Antimicrobials & the Environment

Special Topics Issue:
Benchmarking Antimicrobial Use
& Antimicrobials in the Environment
Page 07 /

Antimicrobial resistance in food animals is interlinked with antimicrobial resistance in other populations, particularly in humans, and the wider environment. The interplay among these populations is especially important in the development of antimicrobial resistance, as the links between humans, animals, and the environment not only allow for the movement of bacteria but also different mobile genetic elements (which can transmit resistance to different bacteria) and antimicrobials themselves.

Exposure to Antimicrobial Resistant Bacteria in the Environment

Resistant bacteria can be introduced into the environment through a variety of routes, including but not limited to various kinds of human waste and animal feces. People may become exposed to both antimicrobial susceptible and resistant bacteria in the environment through several different routes1, some of which also apply to exposure of livestock, pets and wildlife:
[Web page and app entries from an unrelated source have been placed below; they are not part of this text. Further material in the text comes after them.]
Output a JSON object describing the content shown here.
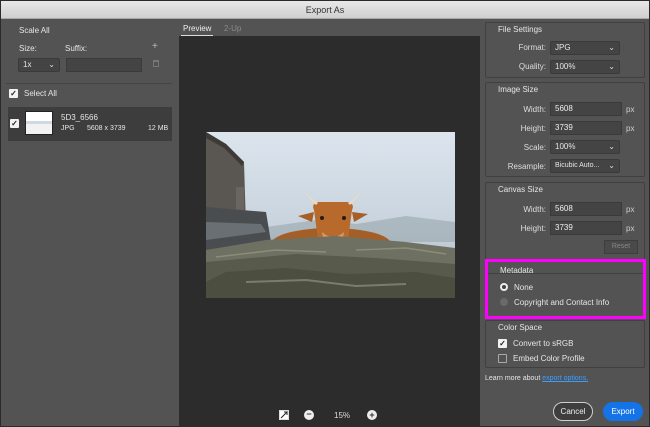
{
  "window": {
    "title": "Export As"
  },
  "left": {
    "scale_all_label": "Scale All",
    "size_label": "Size:",
    "suffix_label": "Suffix:",
    "size_value": "1x",
    "suffix_value": "",
    "select_all_label": "Select All",
    "asset": {
      "name": "5D3_6566",
      "format": "JPG",
      "dimensions": "5608 x 3739",
      "filesize": "12 MB"
    }
  },
  "center": {
    "tabs": [
      "Preview",
      "2-Up"
    ],
    "active_tab": "Preview",
    "zoom": "15%"
  },
  "file_settings": {
    "title": "File Settings",
    "format_label": "Format:",
    "format_value": "JPG",
    "quality_label": "Quality:",
    "quality_value": "100%"
  },
  "image_size": {
    "title": "Image Size",
    "width_label": "Width:",
    "width_value": "5608",
    "width_unit": "px",
    "height_label": "Height:",
    "height_value": "3739",
    "height_unit": "px",
    "scale_label": "Scale:",
    "scale_value": "100%",
    "resample_label": "Resample:",
    "resample_value": "Bicubic Auto..."
  },
  "canvas_size": {
    "title": "Canvas Size",
    "width_label": "Width:",
    "width_value": "5608",
    "width_unit": "px",
    "height_label": "Height:",
    "height_value": "3739",
    "height_unit": "px",
    "reset_label": "Reset"
  },
  "metadata": {
    "title": "Metadata",
    "options": [
      "None",
      "Copyright and Contact Info"
    ],
    "selected": "None",
    "highlight_color": "#ff00ff"
  },
  "color_space": {
    "title": "Color Space",
    "convert_label": "Convert to sRGB",
    "convert_checked": true,
    "embed_label": "Embed Color Profile",
    "embed_checked": false
  },
  "footer": {
    "learn_more_label": "Learn more about",
    "learn_more_link": "export options.",
    "cancel_label": "Cancel",
    "export_label": "Export",
    "accent": "#1473e6"
  },
  "icons": [
    "plus-icon",
    "trash-icon",
    "chevron-down-icon",
    "checkbox-icon",
    "fit-to-view-icon",
    "zoom-out-icon",
    "zoom-in-icon"
  ]
}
  • Recreation in contaminated surface water

  • Consumption of contaminated drinking water

  • Consumption of fresh produce, or shellfish

  • Inhalation of aerosols
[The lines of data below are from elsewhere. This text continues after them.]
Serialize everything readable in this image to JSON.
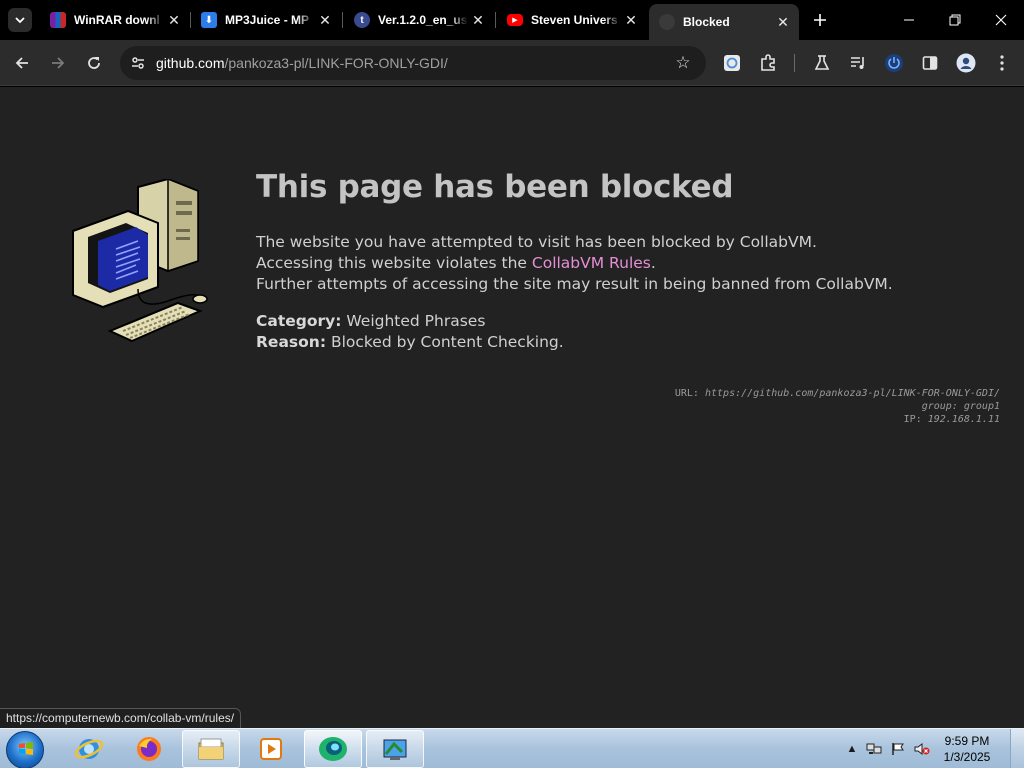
{
  "tabs": [
    {
      "title": "WinRAR downl",
      "favicon": "winrar-icon",
      "color": "#8b1a1a"
    },
    {
      "title": "MP3Juice - MP",
      "favicon": "download-icon",
      "color": "#2b7de9"
    },
    {
      "title": "Ver.1.2.0_en_us",
      "favicon": "tumblr-icon",
      "color": "#3a4a8f"
    },
    {
      "title": "Steven Univers",
      "favicon": "youtube-icon",
      "color": "#ff0000"
    },
    {
      "title": "Blocked",
      "favicon": "github-icon",
      "color": "#3a3a3a"
    }
  ],
  "omnibox": {
    "host": "github.com",
    "path": "/pankoza3-pl/LINK-FOR-ONLY-GDI/"
  },
  "page": {
    "title": "This page has been blocked",
    "line1": "The website you have attempted to visit has been blocked by CollabVM.",
    "line2_pre": "Accessing this website violates the ",
    "line2_link": "CollabVM Rules",
    "line2_post": ".",
    "line3": "Further attempts of accessing the site may result in being banned from CollabVM.",
    "category_label": "Category:",
    "category_value": " Weighted Phrases",
    "reason_label": "Reason:",
    "reason_value": " Blocked by Content Checking.",
    "meta_url_label": "URL: ",
    "meta_url_value": "https://github.com/pankoza3-pl/LINK-FOR-ONLY-GDI/",
    "meta_group_label": "group: ",
    "meta_group_value": "group1",
    "meta_ip_label": "IP: ",
    "meta_ip_value": "192.168.1.11"
  },
  "status_url": "https://computernewb.com/collab-vm/rules/",
  "taskbar": {
    "apps": [
      "internet-explorer-icon",
      "firefox-icon",
      "file-explorer-icon",
      "media-player-icon",
      "chrome-icon",
      "control-panel-icon"
    ],
    "clock_time": "9:59 PM",
    "clock_date": "1/3/2025"
  },
  "colors": {
    "page_bg": "#222222",
    "link": "#e58fd4",
    "toolbar": "#2c2c2c"
  }
}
The natural environment is a plausible pathway for antimicrobial resistant bacteria to be transmitted to humans and farmed animals. 

Development of Antimicrobial Resistance in the Environment

The minimum inhibitory concentration (MIC) refers to the concentration of an antimicrobial that is needed to inhibit the growth of, or kill, a target pathogen. However, when the concentration of the antimicrobial is below the MIC, this can lead to selection for and survival of bacteria that are resistant to certain antimicrobials. The varying concentrations of antimicrobials found in soil, sediment, and organic matter are thought to play an important role in the selection of antimicrobial resistant bacteria. In experimental studies, weekly exposure of bacteria to sub-lethal concentrations of diverse antimicrobials leads to selection and persistence of more common, frequent small-effect mutations that further increases resistance in the bacterial population. 

Contamination of the Environment with Antimicrobials and Antimicrobial Resistant Bacteria

There are three major pathways identified in the literature for antimicrobial residues and resistant bacteria to enter into the environment2:

  • 1. Municipal and industrial wastewater and sewage sludge

  • 2. Spreading of animal manure

  • 3. Aquaculture

  • Also of importance: Improper disposal of antimicrobials